#### PROVIDED DATA
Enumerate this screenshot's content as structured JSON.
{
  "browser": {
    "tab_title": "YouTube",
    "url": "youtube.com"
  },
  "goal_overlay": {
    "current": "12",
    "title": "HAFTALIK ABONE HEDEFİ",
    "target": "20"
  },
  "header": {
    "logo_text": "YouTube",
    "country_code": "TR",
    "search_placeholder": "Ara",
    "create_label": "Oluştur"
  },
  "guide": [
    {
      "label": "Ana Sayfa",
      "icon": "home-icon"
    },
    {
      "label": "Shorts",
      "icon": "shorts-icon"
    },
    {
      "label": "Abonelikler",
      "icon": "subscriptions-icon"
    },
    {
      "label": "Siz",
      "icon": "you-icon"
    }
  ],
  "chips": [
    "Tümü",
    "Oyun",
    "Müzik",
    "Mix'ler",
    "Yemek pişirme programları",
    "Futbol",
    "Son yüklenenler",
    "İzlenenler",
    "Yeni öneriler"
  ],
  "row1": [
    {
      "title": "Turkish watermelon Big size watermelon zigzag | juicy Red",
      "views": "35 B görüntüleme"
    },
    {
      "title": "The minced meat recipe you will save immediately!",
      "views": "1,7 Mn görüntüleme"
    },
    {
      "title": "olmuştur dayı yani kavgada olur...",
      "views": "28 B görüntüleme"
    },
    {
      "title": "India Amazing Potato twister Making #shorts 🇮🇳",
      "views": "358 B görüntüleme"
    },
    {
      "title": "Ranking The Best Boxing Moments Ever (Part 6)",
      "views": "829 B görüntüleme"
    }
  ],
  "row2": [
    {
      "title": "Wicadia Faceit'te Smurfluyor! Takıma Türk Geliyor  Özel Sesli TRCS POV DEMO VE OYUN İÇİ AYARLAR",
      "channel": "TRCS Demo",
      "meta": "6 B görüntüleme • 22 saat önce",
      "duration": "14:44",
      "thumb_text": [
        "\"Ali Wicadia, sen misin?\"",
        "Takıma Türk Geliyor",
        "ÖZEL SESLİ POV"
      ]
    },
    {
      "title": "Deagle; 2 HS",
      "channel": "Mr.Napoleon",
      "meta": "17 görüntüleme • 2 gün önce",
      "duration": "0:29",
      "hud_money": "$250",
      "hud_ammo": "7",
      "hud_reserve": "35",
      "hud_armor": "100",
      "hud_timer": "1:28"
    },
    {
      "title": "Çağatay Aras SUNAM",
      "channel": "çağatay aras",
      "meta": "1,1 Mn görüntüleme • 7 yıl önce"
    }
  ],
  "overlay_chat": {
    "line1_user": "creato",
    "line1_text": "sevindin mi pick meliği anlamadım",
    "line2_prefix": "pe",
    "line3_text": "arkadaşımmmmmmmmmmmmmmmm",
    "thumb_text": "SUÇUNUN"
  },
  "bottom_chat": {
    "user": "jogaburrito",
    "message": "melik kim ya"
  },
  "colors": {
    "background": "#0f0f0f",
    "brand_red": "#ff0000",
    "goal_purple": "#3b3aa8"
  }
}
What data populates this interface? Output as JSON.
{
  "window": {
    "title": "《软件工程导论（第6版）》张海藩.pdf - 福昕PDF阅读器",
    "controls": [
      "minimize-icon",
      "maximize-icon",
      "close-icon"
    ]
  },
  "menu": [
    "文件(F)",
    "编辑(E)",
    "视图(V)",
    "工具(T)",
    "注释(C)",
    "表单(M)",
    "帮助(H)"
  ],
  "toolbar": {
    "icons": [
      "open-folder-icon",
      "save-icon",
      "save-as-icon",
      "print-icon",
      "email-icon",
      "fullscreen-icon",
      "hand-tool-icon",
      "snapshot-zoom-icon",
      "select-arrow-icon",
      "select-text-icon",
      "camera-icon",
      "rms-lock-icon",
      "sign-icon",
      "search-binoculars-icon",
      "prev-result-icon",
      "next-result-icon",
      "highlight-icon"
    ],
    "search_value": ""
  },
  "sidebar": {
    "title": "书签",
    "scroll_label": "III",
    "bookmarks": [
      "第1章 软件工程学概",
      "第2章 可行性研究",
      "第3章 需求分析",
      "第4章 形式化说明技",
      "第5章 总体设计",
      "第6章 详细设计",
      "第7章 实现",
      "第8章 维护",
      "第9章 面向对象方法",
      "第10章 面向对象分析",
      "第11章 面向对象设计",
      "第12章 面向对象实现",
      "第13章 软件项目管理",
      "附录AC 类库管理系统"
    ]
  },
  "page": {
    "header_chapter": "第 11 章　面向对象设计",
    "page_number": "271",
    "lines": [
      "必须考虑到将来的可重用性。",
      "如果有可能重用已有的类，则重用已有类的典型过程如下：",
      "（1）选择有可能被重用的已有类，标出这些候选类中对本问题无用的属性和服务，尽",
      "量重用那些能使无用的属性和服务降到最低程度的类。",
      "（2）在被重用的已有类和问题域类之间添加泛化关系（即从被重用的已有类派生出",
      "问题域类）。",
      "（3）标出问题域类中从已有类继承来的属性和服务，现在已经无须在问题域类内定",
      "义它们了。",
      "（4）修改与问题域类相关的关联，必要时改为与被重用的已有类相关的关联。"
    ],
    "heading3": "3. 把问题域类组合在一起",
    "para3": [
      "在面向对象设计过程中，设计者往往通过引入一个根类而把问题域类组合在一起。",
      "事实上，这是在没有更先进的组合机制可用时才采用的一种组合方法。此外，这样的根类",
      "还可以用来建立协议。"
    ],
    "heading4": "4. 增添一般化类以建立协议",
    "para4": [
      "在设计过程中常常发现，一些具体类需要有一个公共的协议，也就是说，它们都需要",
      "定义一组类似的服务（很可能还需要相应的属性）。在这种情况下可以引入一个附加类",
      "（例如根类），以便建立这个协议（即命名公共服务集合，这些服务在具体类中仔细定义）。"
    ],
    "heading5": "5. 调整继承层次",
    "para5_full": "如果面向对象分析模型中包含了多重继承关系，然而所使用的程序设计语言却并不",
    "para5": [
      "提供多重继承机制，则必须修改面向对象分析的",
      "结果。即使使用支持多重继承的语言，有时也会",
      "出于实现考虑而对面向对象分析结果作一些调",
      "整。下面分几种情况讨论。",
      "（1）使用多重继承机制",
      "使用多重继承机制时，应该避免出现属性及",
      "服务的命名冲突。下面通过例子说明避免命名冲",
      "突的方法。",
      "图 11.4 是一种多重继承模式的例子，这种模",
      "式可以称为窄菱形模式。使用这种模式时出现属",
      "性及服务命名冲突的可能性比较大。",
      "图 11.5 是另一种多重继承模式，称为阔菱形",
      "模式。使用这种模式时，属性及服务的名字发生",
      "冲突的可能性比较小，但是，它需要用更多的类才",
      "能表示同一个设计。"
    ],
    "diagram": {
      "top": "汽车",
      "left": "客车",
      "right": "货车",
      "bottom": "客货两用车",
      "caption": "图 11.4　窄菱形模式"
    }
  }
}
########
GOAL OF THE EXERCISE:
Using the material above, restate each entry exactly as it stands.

FINISHED EXERCISE:
Enumerate this screenshot's content as structured JSON.
{
  "browser": {
    "tab_title": "YouTube",
    "url": "youtube.com"
  },
  "goal_overlay": {
    "current": "12",
    "title": "HAFTALIK ABONE HEDEFİ",
    "target": "20"
  },
  "header": {
    "logo_text": "YouTube",
    "country_code": "TR",
    "search_placeholder": "Ara",
    "create_label": "Oluştur"
  },
  "guide": [
    {
      "label": "Ana Sayfa",
      "icon": "home-icon"
    },
    {
      "label": "Shorts",
      "icon": "shorts-icon"
    },
    {
      "label": "Abonelikler",
      "icon": "subscriptions-icon"
    },
    {
      "label": "Siz",
      "icon": "you-icon"
    }
  ],
  "chips": [
    "Tümü",
    "Oyun",
    "Müzik",
    "Mix'ler",
    "Yemek pişirme programları",
    "Futbol",
    "Son yüklenenler",
    "İzlenenler",
    "Yeni öneriler"
  ],
  "row1": [
    {
      "title": "Turkish watermelon Big size watermelon zigzag | juicy Red",
      "views": "35 B görüntüleme"
    },
    {
      "title": "The minced meat recipe you will save immediately!",
      "views": "1,7 Mn görüntüleme"
    },
    {
      "title": "olmuştur dayı yani kavgada olur...",
      "views": "28 B görüntüleme"
    },
    {
      "title": "India Amazing Potato twister Making #shorts 🇮🇳",
      "views": "358 B görüntüleme"
    },
    {
      "title": "Ranking The Best Boxing Moments Ever (Part 6)",
      "views": "829 B görüntüleme"
    }
  ],
  "row2": [
    {
      "title": "Wicadia Faceit'te Smurfluyor! Takıma Türk Geliyor  Özel Sesli TRCS POV DEMO VE OYUN İÇİ AYARLAR",
      "channel": "TRCS Demo",
      "meta": "6 B görüntüleme • 22 saat önce",
      "duration": "14:44",
      "thumb_text": [
        "\"Ali Wicadia, sen misin?\"",
        "Takıma Türk Geliyor",
        "ÖZEL SESLİ POV"
      ]
    },
    {
      "title": "Deagle; 2 HS",
      "channel": "Mr.Napoleon",
      "meta": "17 görüntüleme • 2 gün önce",
      "duration": "0:29",
      "hud_money": "$250",
      "hud_ammo": "7",
      "hud_reserve": "35",
      "hud_armor": "100",
      "hud_timer": "1:28"
    },
    {
      "title": "Çağatay Aras SUNAM",
      "channel": "çağatay aras",
      "meta": "1,1 Mn görüntüleme • 7 yıl önce"
    }
  ],
  "overlay_chat": {
    "line1_user": "creato",
    "line1_text": "sevindin mi pick meliği anlamadım",
    "line2_prefix": "pe",
    "line3_text": "arkadaşımmmmmmmmmmmmmmmm",
    "thumb_text": "SUÇUNUN"
  },
  "bottom_chat": {
    "user": "jogaburrito",
    "message": "melik kim ya"
  },
  "colors": {
    "background": "#0f0f0f",
    "brand_red": "#ff0000",
    "goal_purple": "#3b3aa8"
  }
}
What data populates this interface? Output as JSON.
{
  "window": {
    "title": "《软件工程导论（第6版）》张海藩.pdf - 福昕PDF阅读器",
    "controls": [
      "minimize-icon",
      "maximize-icon",
      "close-icon"
    ]
  },
  "menu": [
    "文件(F)",
    "编辑(E)",
    "视图(V)",
    "工具(T)",
    "注释(C)",
    "表单(M)",
    "帮助(H)"
  ],
  "toolbar": {
    "icons": [
      "open-folder-icon",
      "save-icon",
      "save-as-icon",
      "print-icon",
      "email-icon",
      "fullscreen-icon",
      "hand-tool-icon",
      "snapshot-zoom-icon",
      "select-arrow-icon",
      "select-text-icon",
      "camera-icon",
      "rms-lock-icon",
      "sign-icon",
      "search-binoculars-icon",
      "prev-result-icon",
      "next-result-icon",
      "highlight-icon"
    ],
    "search_value": ""
  },
  "sidebar": {
    "title": "书签",
    "scroll_label": "III",
    "bookmarks": [
      "第1章 软件工程学概",
      "第2章 可行性研究",
      "第3章 需求分析",
      "第4章 形式化说明技",
      "第5章 总体设计",
      "第6章 详细设计",
      "第7章 实现",
      "第8章 维护",
      "第9章 面向对象方法",
      "第10章 面向对象分析",
      "第11章 面向对象设计",
      "第12章 面向对象实现",
      "第13章 软件项目管理",
      "附录AC 类库管理系统"
    ]
  },
  "page": {
    "header_chapter": "第 11 章　面向对象设计",
    "page_number": "271",
    "lines": [
      "必须考虑到将来的可重用性。",
      "如果有可能重用已有的类，则重用已有类的典型过程如下：",
      "（1）选择有可能被重用的已有类，标出这些候选类中对本问题无用的属性和服务，尽",
      "量重用那些能使无用的属性和服务降到最低程度的类。",
      "（2）在被重用的已有类和问题域类之间添加泛化关系（即从被重用的已有类派生出",
      "问题域类）。",
      "（3）标出问题域类中从已有类继承来的属性和服务，现在已经无须在问题域类内定",
      "义它们了。",
      "（4）修改与问题域类相关的关联，必要时改为与被重用的已有类相关的关联。"
    ],
    "heading3": "3. 把问题域类组合在一起",
    "para3": [
      "在面向对象设计过程中，设计者往往通过引入一个根类而把问题域类组合在一起。",
      "事实上，这是在没有更先进的组合机制可用时才采用的一种组合方法。此外，这样的根类",
      "还可以用来建立协议。"
    ],
    "heading4": "4. 增添一般化类以建立协议",
    "para4": [
      "在设计过程中常常发现，一些具体类需要有一个公共的协议，也就是说，它们都需要",
      "定义一组类似的服务（很可能还需要相应的属性）。在这种情况下可以引入一个附加类",
      "（例如根类），以便建立这个协议（即命名公共服务集合，这些服务在具体类中仔细定义）。"
    ],
    "heading5": "5. 调整继承层次",
    "para5_full": "如果面向对象分析模型中包含了多重继承关系，然而所使用的程序设计语言却并不",
    "para5": [
      "提供多重继承机制，则必须修改面向对象分析的",
      "结果。即使使用支持多重继承的语言，有时也会",
      "出于实现考虑而对面向对象分析结果作一些调",
      "整。下面分几种情况讨论。",
      "（1）使用多重继承机制",
      "使用多重继承机制时，应该避免出现属性及",
      "服务的命名冲突。下面通过例子说明避免命名冲",
      "突的方法。",
      "图 11.4 是一种多重继承模式的例子，这种模",
      "式可以称为窄菱形模式。使用这种模式时出现属",
      "性及服务命名冲突的可能性比较大。",
      "图 11.5 是另一种多重继承模式，称为阔菱形",
      "模式。使用这种模式时，属性及服务的名字发生",
      "冲突的可能性比较小，但是，它需要用更多的类才",
      "能表示同一个设计。"
    ],
    "diagram": {
      "top": "汽车",
      "left": "客车",
      "right": "货车",
      "bottom": "客货两用车",
      "caption": "图 11.4　窄菱形模式"
    }
  }
}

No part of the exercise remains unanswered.